Partisan scuffle over privatization and tax breaks yields hot air and jerked kneesby Dara Kam | February 1st, 2012
Senate Democratic Leader Nan Rich got the last word in a partisan flame war with Senate Majority Leader Andy Gardiner over firing prison workers vs. closing a corporate tax loophole.
Rich launched the skirmish when she fired off a statement accusing Senate President Mike Haridopolos of ignoring her proposal that would net $500 million a year by putting an end to the “water’s edge” tax break multi-state corporations receive but companies based only in Florida do not.
“If the Senate President is serious about reportedly fighting ‘like hell to try to find some savings,’ he needs to redirect the Senate’s aim to where the confirmed savings can be found,” Rich, D-Weston, said.
Senate budget chief JD Alexander, R-Lake Wales, estimates the state could save at least $16.5 million a year with a prison privatization measure that would outsource Department of Corrections operations in an 18-county region in southern Florida.

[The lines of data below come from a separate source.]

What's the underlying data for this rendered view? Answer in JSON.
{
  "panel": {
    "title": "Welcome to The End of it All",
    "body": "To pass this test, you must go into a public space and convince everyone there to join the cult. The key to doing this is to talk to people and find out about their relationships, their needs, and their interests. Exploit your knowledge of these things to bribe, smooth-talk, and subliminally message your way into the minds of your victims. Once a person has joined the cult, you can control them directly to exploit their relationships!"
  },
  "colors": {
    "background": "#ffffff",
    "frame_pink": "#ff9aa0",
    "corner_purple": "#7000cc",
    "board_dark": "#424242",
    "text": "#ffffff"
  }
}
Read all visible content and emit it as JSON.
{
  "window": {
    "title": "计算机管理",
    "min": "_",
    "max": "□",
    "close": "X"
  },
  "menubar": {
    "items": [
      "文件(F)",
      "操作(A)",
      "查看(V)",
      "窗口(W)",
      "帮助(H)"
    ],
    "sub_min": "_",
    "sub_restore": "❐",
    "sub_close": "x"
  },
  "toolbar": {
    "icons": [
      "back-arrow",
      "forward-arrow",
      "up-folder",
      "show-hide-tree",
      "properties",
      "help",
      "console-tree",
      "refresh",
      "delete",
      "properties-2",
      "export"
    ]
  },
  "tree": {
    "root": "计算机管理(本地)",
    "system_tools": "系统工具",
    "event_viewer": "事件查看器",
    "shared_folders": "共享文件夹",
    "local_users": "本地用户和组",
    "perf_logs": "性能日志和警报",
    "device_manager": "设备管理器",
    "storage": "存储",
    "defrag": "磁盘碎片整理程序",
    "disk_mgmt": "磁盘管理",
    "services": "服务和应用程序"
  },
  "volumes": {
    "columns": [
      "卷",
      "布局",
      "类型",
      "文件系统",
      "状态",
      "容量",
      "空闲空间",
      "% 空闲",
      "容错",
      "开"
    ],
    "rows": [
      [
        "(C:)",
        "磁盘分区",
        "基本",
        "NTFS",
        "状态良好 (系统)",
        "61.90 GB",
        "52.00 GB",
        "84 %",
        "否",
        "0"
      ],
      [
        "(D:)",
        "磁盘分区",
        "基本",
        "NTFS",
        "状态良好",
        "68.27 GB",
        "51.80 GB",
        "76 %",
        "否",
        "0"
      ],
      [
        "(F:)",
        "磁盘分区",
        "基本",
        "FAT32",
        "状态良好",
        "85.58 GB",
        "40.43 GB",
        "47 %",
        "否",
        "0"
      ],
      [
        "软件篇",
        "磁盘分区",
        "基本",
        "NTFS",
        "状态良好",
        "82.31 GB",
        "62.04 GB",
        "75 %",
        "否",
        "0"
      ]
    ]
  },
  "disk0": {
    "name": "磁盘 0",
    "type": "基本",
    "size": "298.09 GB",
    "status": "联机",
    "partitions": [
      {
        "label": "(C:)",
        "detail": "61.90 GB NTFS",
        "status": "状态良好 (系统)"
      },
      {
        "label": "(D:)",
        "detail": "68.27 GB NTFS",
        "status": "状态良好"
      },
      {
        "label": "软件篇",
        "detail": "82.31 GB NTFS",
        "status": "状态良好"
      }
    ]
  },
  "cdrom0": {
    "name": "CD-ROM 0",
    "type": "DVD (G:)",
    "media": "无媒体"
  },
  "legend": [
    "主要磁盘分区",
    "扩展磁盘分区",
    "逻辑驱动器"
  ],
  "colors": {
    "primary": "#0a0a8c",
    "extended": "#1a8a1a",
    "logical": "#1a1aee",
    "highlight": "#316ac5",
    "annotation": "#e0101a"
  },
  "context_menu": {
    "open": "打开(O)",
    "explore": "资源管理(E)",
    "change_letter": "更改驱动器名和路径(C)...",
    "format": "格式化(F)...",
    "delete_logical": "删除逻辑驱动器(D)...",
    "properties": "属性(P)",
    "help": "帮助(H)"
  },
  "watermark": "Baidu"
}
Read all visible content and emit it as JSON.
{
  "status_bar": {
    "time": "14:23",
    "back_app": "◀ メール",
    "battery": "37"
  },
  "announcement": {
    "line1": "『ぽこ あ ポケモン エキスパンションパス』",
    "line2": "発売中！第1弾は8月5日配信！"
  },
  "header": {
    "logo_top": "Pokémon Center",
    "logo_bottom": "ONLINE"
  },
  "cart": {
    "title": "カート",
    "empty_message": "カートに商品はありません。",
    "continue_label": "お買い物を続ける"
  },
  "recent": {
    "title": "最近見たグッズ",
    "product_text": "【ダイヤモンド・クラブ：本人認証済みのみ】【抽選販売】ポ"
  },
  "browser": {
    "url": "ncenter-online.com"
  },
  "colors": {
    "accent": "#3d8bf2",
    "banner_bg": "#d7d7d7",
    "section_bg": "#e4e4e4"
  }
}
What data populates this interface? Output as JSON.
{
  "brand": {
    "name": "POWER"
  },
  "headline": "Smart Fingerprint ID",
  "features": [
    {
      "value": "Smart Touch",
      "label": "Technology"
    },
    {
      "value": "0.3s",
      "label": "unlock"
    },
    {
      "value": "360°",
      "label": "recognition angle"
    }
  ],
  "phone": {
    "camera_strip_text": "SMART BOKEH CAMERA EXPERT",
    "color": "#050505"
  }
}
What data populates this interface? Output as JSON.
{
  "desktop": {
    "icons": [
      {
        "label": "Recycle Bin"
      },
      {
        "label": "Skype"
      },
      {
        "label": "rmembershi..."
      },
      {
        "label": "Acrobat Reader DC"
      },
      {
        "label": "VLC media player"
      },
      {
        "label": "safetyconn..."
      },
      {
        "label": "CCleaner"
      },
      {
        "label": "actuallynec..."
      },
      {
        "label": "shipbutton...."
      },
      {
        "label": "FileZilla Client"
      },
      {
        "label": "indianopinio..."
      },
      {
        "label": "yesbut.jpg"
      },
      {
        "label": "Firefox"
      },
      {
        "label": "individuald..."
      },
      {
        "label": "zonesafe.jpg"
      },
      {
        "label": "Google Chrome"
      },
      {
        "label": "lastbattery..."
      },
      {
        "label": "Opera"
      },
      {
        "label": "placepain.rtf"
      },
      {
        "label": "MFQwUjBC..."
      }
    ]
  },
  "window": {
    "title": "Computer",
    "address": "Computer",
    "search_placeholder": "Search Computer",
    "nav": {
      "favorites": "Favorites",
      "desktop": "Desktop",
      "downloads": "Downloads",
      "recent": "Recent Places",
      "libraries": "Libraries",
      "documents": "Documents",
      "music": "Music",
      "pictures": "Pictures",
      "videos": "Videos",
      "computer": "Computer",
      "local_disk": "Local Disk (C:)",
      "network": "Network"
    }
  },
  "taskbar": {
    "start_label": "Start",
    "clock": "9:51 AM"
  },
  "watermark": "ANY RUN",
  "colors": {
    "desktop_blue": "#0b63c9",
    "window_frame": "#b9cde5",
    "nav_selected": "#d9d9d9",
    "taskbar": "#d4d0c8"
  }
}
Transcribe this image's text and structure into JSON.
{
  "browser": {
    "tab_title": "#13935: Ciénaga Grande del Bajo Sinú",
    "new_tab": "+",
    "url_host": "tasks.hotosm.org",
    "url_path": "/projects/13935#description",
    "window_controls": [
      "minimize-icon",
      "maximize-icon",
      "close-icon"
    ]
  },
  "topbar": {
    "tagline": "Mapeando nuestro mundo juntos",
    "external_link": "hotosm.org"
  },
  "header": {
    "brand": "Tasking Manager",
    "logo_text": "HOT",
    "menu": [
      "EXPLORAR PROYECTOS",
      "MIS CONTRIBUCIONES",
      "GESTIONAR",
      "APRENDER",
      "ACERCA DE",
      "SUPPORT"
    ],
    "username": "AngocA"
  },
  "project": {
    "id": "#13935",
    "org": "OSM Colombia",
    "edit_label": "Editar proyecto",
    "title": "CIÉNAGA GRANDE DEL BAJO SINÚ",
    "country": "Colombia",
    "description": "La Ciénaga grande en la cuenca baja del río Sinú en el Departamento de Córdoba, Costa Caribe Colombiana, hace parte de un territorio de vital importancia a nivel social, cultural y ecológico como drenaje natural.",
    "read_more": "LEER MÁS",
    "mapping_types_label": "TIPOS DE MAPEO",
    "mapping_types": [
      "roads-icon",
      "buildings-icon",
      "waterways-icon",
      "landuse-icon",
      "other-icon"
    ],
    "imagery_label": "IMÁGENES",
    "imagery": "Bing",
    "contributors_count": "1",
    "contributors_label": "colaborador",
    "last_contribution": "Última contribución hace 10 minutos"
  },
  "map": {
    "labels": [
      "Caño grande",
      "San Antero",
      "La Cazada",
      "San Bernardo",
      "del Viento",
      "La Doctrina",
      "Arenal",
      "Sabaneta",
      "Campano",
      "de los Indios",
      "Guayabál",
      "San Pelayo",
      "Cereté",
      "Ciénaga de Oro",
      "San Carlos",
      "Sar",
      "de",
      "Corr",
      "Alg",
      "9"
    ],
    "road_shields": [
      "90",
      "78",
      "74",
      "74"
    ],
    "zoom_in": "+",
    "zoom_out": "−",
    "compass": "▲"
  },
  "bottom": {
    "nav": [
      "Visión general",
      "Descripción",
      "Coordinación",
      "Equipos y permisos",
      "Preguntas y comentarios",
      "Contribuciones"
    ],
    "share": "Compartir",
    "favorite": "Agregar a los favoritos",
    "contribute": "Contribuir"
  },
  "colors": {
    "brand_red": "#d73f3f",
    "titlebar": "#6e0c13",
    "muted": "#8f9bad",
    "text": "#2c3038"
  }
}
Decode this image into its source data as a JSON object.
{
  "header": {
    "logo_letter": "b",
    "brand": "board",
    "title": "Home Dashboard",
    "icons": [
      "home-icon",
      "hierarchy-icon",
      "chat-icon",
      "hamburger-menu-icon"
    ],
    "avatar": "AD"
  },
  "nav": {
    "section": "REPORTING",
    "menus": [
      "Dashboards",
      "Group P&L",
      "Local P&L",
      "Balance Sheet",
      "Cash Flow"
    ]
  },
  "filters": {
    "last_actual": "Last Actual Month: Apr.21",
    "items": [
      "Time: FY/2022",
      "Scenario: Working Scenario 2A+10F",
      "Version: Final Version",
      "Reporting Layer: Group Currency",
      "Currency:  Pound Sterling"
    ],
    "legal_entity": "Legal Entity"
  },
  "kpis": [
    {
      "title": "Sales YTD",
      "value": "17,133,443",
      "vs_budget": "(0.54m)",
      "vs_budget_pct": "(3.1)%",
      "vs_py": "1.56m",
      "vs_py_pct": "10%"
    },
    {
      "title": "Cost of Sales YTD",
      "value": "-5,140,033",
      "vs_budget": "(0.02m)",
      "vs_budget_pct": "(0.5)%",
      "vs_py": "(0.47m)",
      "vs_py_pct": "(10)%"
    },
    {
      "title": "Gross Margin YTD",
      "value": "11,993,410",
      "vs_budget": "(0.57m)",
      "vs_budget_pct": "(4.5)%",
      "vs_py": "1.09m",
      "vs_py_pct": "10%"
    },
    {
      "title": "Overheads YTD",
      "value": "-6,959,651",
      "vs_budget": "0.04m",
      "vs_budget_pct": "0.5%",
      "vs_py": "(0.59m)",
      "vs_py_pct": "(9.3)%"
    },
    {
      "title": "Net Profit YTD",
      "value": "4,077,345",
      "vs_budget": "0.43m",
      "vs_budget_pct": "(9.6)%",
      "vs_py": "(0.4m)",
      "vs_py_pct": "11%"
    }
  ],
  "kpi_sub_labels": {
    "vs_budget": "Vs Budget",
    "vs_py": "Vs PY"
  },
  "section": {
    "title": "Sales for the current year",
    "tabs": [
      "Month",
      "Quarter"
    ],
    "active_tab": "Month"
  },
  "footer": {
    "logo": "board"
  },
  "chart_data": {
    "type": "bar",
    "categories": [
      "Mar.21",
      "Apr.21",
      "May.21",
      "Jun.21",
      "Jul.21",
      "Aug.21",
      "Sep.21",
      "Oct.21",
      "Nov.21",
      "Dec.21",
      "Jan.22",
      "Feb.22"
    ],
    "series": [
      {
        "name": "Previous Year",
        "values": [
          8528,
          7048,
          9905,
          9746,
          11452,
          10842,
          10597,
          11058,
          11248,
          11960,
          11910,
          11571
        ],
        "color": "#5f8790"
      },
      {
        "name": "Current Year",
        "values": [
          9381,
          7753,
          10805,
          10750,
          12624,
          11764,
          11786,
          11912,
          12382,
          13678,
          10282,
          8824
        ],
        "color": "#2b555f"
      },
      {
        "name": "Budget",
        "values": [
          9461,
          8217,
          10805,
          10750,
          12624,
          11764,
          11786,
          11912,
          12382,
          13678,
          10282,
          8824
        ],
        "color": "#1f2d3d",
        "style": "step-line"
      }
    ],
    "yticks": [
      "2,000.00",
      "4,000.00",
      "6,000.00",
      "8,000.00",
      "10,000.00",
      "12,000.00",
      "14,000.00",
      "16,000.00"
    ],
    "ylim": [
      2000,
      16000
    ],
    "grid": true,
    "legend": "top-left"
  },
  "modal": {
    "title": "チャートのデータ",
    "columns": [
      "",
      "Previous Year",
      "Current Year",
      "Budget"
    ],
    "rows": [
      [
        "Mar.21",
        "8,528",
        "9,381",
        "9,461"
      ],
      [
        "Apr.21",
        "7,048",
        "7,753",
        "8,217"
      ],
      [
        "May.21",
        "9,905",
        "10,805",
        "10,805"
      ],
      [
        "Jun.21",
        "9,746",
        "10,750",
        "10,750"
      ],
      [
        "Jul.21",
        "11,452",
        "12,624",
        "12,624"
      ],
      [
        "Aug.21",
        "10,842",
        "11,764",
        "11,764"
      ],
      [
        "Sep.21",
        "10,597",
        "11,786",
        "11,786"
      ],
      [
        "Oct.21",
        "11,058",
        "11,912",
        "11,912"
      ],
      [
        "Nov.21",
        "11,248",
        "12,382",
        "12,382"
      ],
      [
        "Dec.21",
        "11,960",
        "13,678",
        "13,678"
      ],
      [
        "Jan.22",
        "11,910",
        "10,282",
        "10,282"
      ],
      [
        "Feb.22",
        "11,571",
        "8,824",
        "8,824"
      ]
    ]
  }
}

The embattled proposal is now on hold in the Senate and prompted Haridopolos to eject Sen. Mike Fasano, R-New Port Richey, as chairman of the Senate Criminal and Civil Justice Appropriations Committee for his public vilification of the plan.
Gardiner accused Rich of employing a “knee-jerk, Democratic reaction” of raising taxes on already struggling Florida families and businesses. The Orlando Republican said the savings from the outsourcing would be better spent on education or health care in a time when lawmakers are fighting to close a $1.4 billion budget hole.
“It is irresponsible to trivialize a significant, multimillion-dollar savings,” Gardiner shot back in a statement. “It is my hope that we will soon see more solution-oriented language from the senator and less hot air.”
Rich didn’t leave it at that. She blamed her GOP counterpart of more “of the strong-armed tactics the Republican leadership is currently deploying to ram through” the privatization proposal.
“When a member of the Republican leadership deliberately distorts my words advocating for corporations to finally pull their own weight as a “knee jerk reaction” of “raising taxes” on Floridians, his so-called ‘response’ is not only wrong, but patently false. He’s correct, we ‘don’t need bills that raise taxes,’” Rich responded.
Rich’s proposal (SB 1590), which has not yet been heard in committee, levels the playing field for in and out-of-state businesses, she argued.
“Given the events Floridians have watched unfold this week – the inability to muster the votes to layoff thousands of corrections officers from their jobs, the punishment of a Republican Senator rightly critical of the prison privatization scheme, and now the accusation that Democrats want to raise taxes because the GOP so fears my legislation that could spare Floridians from the additional loss of critical services already cut to the bone – Senator Gardiner would do well to admit the real agenda behind their ‘teachers versus corrections officers’ privatization drive,” Rich said.